## Task to carry out
Give back the records below exactly, every one, with no pictures.

+++ Source records +++

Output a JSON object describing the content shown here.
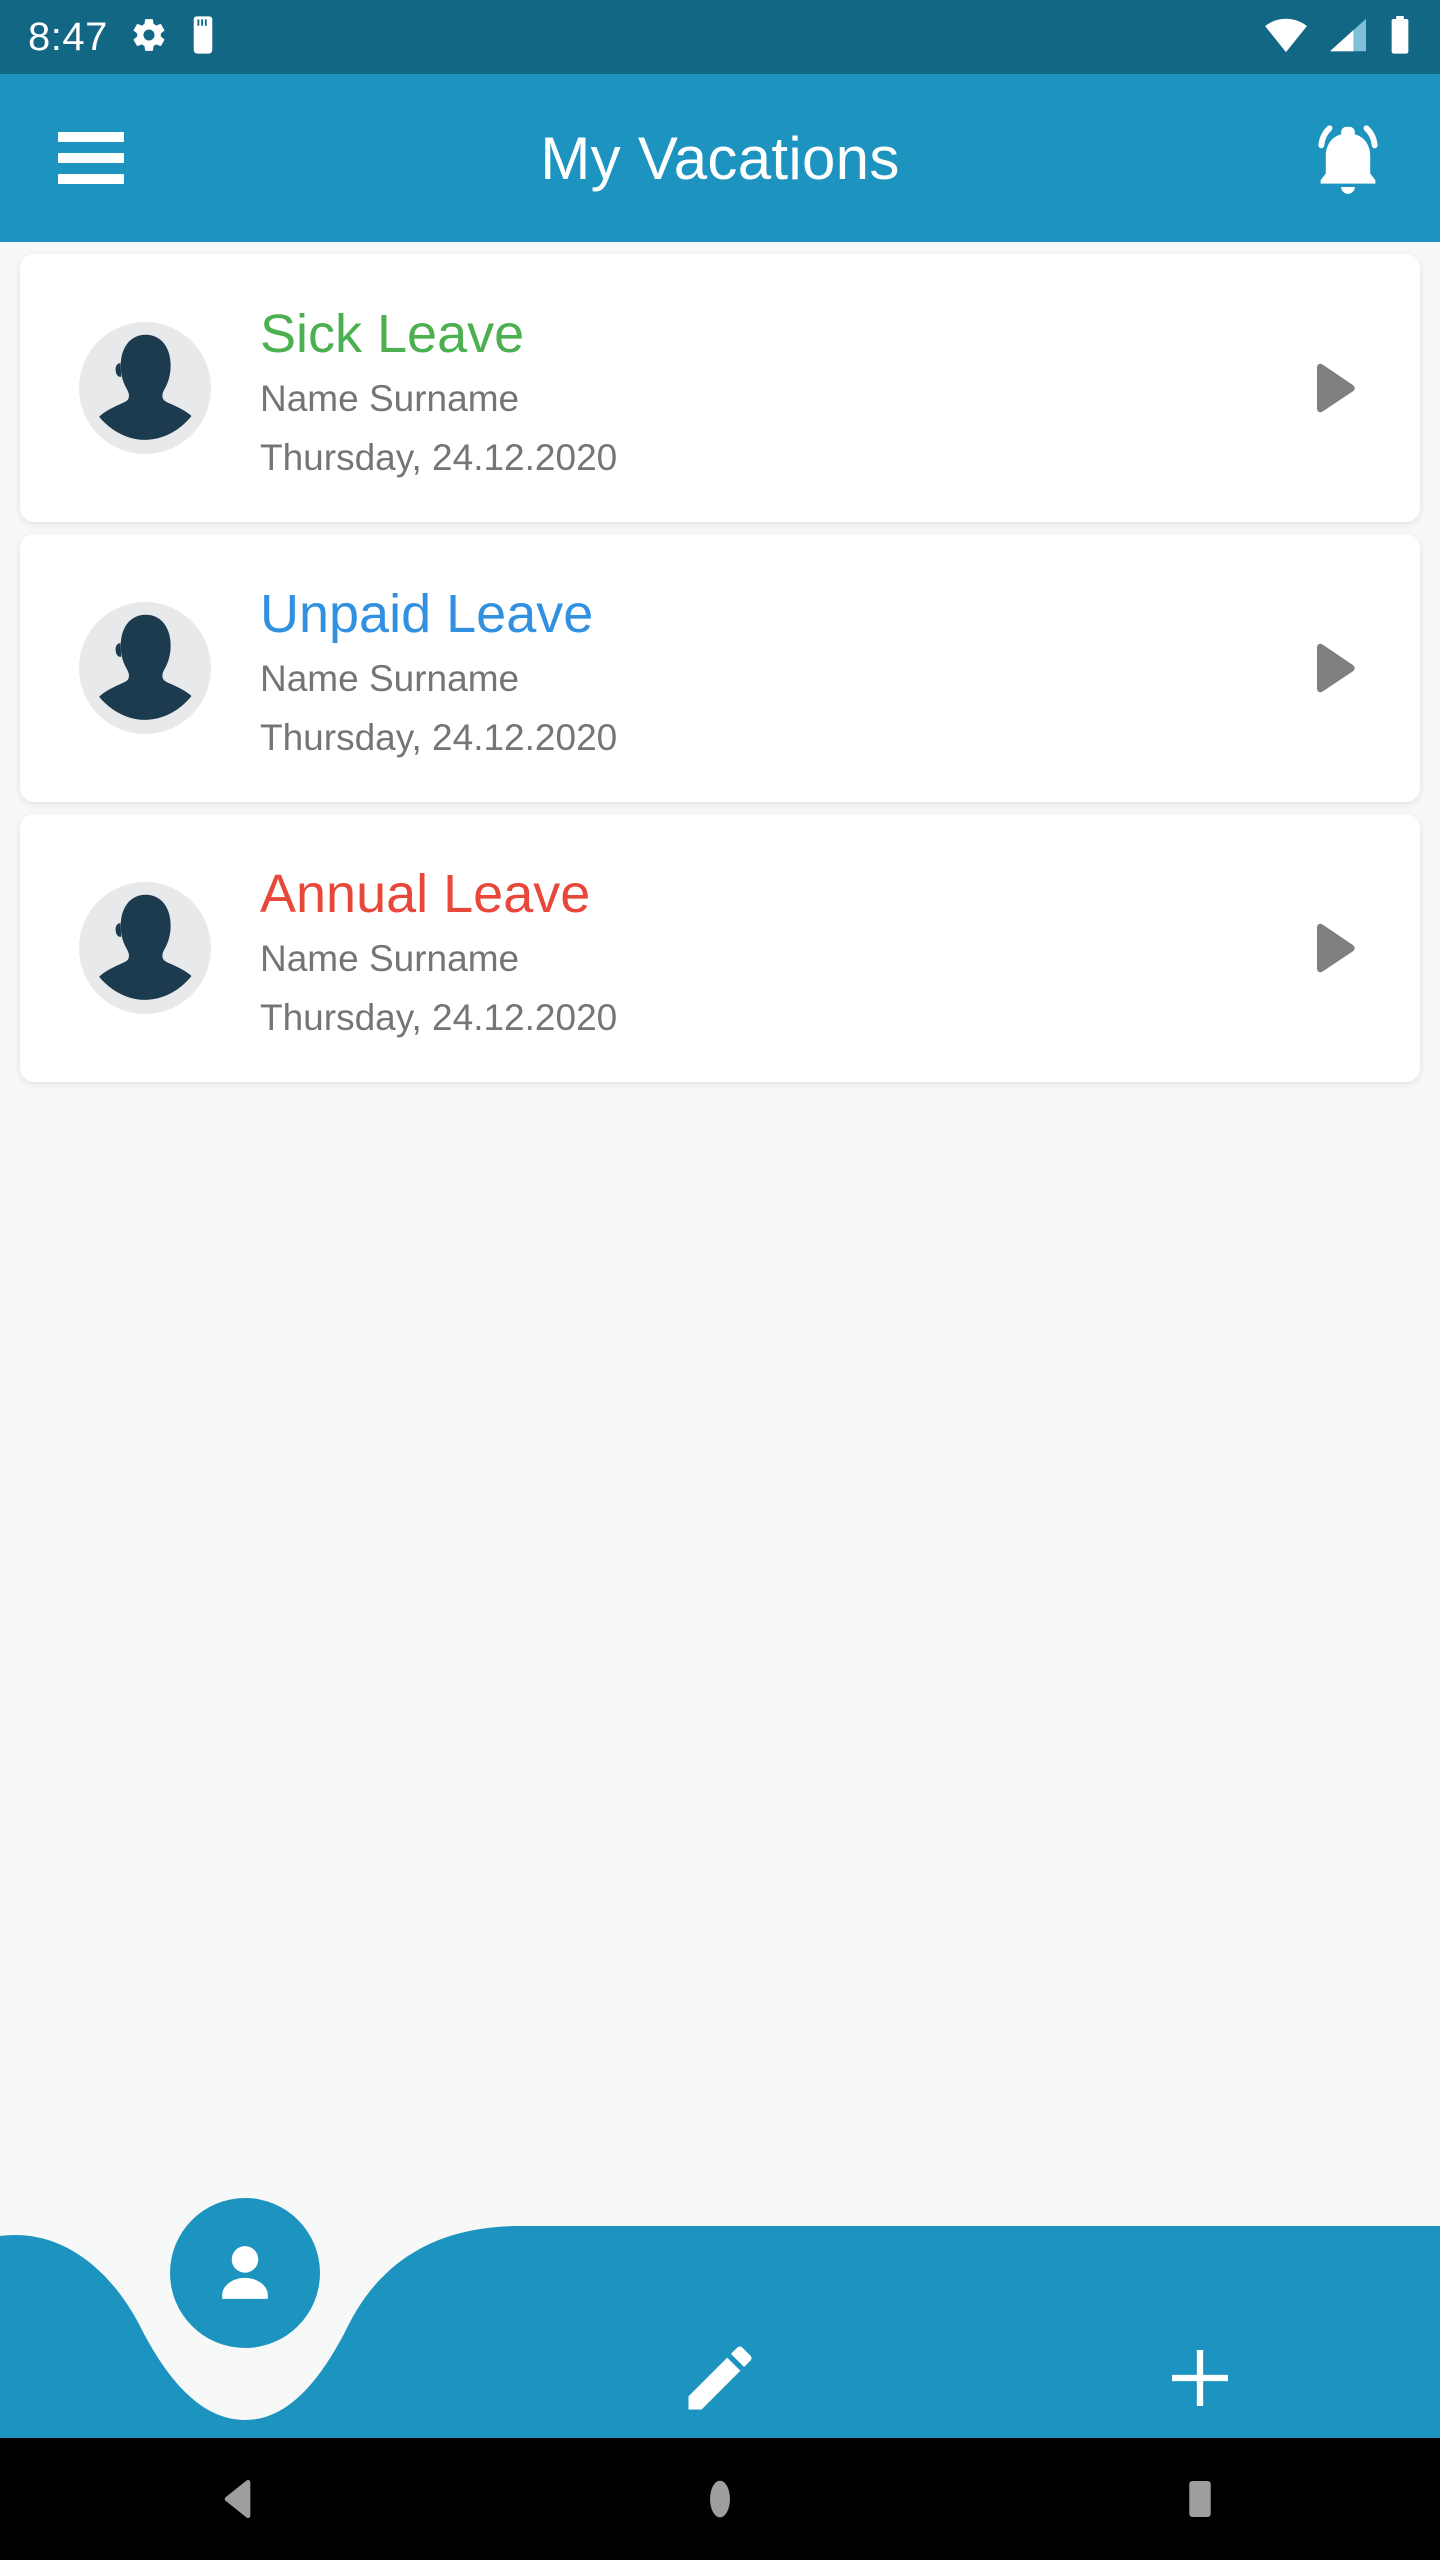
{
  "status_bar": {
    "time": "8:47",
    "background": "#126785",
    "icons": [
      "gear-icon",
      "sd-card-icon",
      "wifi-icon",
      "cell-signal-icon",
      "battery-icon"
    ]
  },
  "app_bar": {
    "title": "My Vacations",
    "background": "#1D94BF",
    "menu_icon": "hamburger-menu-icon",
    "notification_icon": "notifications-active-bell-icon"
  },
  "cards": [
    {
      "title": "Sick Leave",
      "color": "#4CAF50",
      "person": "Name Surname",
      "date": "Thursday, 24.12.2020",
      "avatar": "person-silhouette-avatar",
      "arrow": "chevron-right-icon"
    },
    {
      "title": "Unpaid Leave",
      "color": "#3191E0",
      "person": "Name Surname",
      "date": "Thursday, 24.12.2020",
      "avatar": "person-silhouette-avatar",
      "arrow": "chevron-right-icon"
    },
    {
      "title": "Annual Leave",
      "color": "#E8483A",
      "person": "Name Surname",
      "date": "Thursday, 24.12.2020",
      "avatar": "person-silhouette-avatar",
      "arrow": "chevron-right-icon"
    }
  ],
  "bottom_nav": {
    "background": "#1D94BF",
    "profile_icon": "person-icon",
    "edit_icon": "pencil-edit-icon",
    "add_icon": "plus-icon"
  },
  "android_nav": {
    "back_icon": "back-triangle-icon",
    "home_icon": "home-circle-icon",
    "recents_icon": "recents-square-icon",
    "background": "#000000"
  },
  "theme": {
    "page_background": "#F7F8F8",
    "card_background": "#FFFFFF",
    "muted_text": "#757575",
    "avatar_dark": "#1C3B4F",
    "avatar_light": "#E8E9EA",
    "arrow_gray": "#808080"
  }
}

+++

## Finished exercise
Output a JSON object describing the content shown here.
{
  "status_bar": {
    "time": "8:47",
    "background": "#126785",
    "icons": [
      "gear-icon",
      "sd-card-icon",
      "wifi-icon",
      "cell-signal-icon",
      "battery-icon"
    ]
  },
  "app_bar": {
    "title": "My Vacations",
    "background": "#1D94BF",
    "menu_icon": "hamburger-menu-icon",
    "notification_icon": "notifications-active-bell-icon"
  },
  "cards": [
    {
      "title": "Sick Leave",
      "color": "#4CAF50",
      "person": "Name Surname",
      "date": "Thursday, 24.12.2020",
      "avatar": "person-silhouette-avatar",
      "arrow": "chevron-right-icon"
    },
    {
      "title": "Unpaid Leave",
      "color": "#3191E0",
      "person": "Name Surname",
      "date": "Thursday, 24.12.2020",
      "avatar": "person-silhouette-avatar",
      "arrow": "chevron-right-icon"
    },
    {
      "title": "Annual Leave",
      "color": "#E8483A",
      "person": "Name Surname",
      "date": "Thursday, 24.12.2020",
      "avatar": "person-silhouette-avatar",
      "arrow": "chevron-right-icon"
    }
  ],
  "bottom_nav": {
    "background": "#1D94BF",
    "profile_icon": "person-icon",
    "edit_icon": "pencil-edit-icon",
    "add_icon": "plus-icon"
  },
  "android_nav": {
    "back_icon": "back-triangle-icon",
    "home_icon": "home-circle-icon",
    "recents_icon": "recents-square-icon",
    "background": "#000000"
  },
  "theme": {
    "page_background": "#F7F8F8",
    "card_background": "#FFFFFF",
    "muted_text": "#757575",
    "avatar_dark": "#1C3B4F",
    "avatar_light": "#E8E9EA",
    "arrow_gray": "#808080"
  }
}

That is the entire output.